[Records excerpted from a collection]
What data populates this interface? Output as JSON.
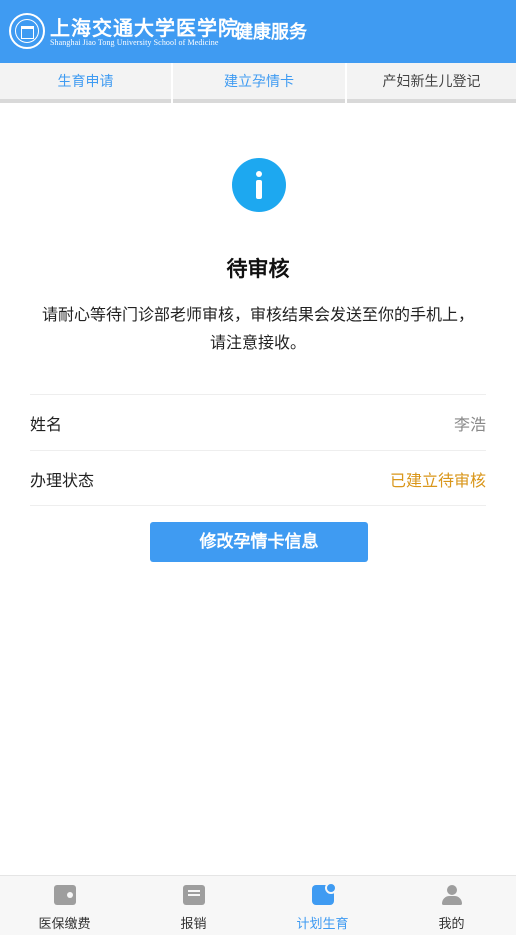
{
  "header": {
    "logo_cn": "上海交通大学医学院",
    "logo_en": "Shanghai Jiao Tong University School of Medicine",
    "title": "健康服务"
  },
  "tabs": [
    {
      "label": "生育申请",
      "active": true
    },
    {
      "label": "建立孕情卡",
      "active": true
    },
    {
      "label": "产妇新生儿登记",
      "active": false
    }
  ],
  "status": {
    "icon": "info-icon",
    "title": "待审核",
    "description": "请耐心等待门诊部老师审核，审核结果会发送至你的手机上，请注意接收。"
  },
  "info_rows": [
    {
      "label": "姓名",
      "value": "李浩"
    },
    {
      "label": "办理状态",
      "value": "已建立待审核"
    }
  ],
  "edit_button_label": "修改孕情卡信息",
  "bottom_nav": [
    {
      "label": "医保缴费",
      "icon": "wallet-icon"
    },
    {
      "label": "报销",
      "icon": "receipt-icon"
    },
    {
      "label": "计划生育",
      "icon": "plan-icon",
      "active": true
    },
    {
      "label": "我的",
      "icon": "person-icon"
    }
  ],
  "colors": {
    "primary": "#3f9bf2",
    "info": "#1da8f0",
    "pending_status": "#d9961a"
  }
}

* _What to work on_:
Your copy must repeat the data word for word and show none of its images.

* _Solution to the problem_:
What data populates this interface? Output as JSON.
{
  "header": {
    "logo_cn": "上海交通大学医学院",
    "logo_en": "Shanghai Jiao Tong University School of Medicine",
    "title": "健康服务"
  },
  "tabs": [
    {
      "label": "生育申请",
      "active": true
    },
    {
      "label": "建立孕情卡",
      "active": true
    },
    {
      "label": "产妇新生儿登记",
      "active": false
    }
  ],
  "status": {
    "icon": "info-icon",
    "title": "待审核",
    "description": "请耐心等待门诊部老师审核，审核结果会发送至你的手机上，请注意接收。"
  },
  "info_rows": [
    {
      "label": "姓名",
      "value": "李浩"
    },
    {
      "label": "办理状态",
      "value": "已建立待审核"
    }
  ],
  "edit_button_label": "修改孕情卡信息",
  "bottom_nav": [
    {
      "label": "医保缴费",
      "icon": "wallet-icon"
    },
    {
      "label": "报销",
      "icon": "receipt-icon"
    },
    {
      "label": "计划生育",
      "icon": "plan-icon",
      "active": true
    },
    {
      "label": "我的",
      "icon": "person-icon"
    }
  ],
  "colors": {
    "primary": "#3f9bf2",
    "info": "#1da8f0",
    "pending_status": "#d9961a"
  }
}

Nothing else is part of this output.